Israel Sieff, Baron Sieff

From Wikipedia, the free encyclopedia
  (Redirected from Israel Sieff)
Jump to: navigation, search

Israel Moses Sieff, Baron Sieff (4 May 1889, Prestwich, Lancashire[1] – 14 February 1972, Marylebone, London[2]) was an English businessman and Zionist. He was born in Manchester, where his father, a migrant from Lithuania, founded a prosperous business.

Sieff was the son of Ephraim Sieff.[3] He was educated at Manchester Grammar School and Manchester University. One of the theatres at Manchester Grammar School is named in his honour.

In 1918 Sieff was a member of the Zionist Commission which visited Palestine under the leadership of Chaim Weizmann.

Sieff was president of the Political and Economic Planning think-tank from its foundation in 1931 and its chairman until 1939. He was chairman of the British retailer Marks & Spencer from 1964 to 1967. On 18 January 1966 he was created a life peer as Baron Sieff, of Brimpton in the Royal County of Berkshire.[4]

Upon the death of his son Daniel—and with the financial support of his business partners and relatives by marriage, the Marks and Sacher families—Sieff endowed the 1934 creation, by Chaim Weizmann, of the Daniel Sieff Research Institute in Rehovot in present-day Israel. Renamed the Weizmann Institute of Science in 1949 with the Sieff family's consent, it is Israel's premier research university in the natural sciences.[citation needed]
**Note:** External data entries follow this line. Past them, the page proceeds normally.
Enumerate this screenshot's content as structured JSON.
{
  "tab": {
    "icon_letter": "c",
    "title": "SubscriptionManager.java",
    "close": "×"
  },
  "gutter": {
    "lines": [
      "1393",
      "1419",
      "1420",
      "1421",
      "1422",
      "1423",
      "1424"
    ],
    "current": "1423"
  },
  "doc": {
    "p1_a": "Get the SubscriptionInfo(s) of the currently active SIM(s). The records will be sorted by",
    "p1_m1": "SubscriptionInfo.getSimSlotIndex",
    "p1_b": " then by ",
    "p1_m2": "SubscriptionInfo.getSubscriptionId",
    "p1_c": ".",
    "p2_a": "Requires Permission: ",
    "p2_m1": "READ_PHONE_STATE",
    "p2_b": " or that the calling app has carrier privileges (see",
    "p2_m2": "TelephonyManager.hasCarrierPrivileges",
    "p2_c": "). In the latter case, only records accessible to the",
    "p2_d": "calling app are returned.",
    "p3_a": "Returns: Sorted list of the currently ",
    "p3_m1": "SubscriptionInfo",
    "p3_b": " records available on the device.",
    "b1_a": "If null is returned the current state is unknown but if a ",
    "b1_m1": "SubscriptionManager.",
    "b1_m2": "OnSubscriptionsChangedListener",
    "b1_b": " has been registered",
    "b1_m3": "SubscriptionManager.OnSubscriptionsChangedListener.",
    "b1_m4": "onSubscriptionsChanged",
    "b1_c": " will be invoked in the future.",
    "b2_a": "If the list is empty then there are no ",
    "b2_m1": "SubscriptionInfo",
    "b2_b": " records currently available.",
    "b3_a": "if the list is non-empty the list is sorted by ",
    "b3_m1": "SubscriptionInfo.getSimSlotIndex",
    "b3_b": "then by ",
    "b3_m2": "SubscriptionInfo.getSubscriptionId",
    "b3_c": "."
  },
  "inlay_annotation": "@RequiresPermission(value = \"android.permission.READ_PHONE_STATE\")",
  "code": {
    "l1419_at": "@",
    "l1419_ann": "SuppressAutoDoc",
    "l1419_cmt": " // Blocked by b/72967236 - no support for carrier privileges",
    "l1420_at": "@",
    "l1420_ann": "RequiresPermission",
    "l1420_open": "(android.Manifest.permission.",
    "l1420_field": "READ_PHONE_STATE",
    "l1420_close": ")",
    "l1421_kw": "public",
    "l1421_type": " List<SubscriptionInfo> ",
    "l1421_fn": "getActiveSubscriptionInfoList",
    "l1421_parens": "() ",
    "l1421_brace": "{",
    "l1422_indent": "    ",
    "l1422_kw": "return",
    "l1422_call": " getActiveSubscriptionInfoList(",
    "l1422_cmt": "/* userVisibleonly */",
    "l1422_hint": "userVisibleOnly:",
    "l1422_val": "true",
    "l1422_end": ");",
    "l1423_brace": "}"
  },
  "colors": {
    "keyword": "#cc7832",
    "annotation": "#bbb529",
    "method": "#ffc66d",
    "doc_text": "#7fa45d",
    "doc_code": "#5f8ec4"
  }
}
The second of Sieff's three sons, Marcus, was also created a life peer, becoming Lord Sieff of Brimpton.

References[edit]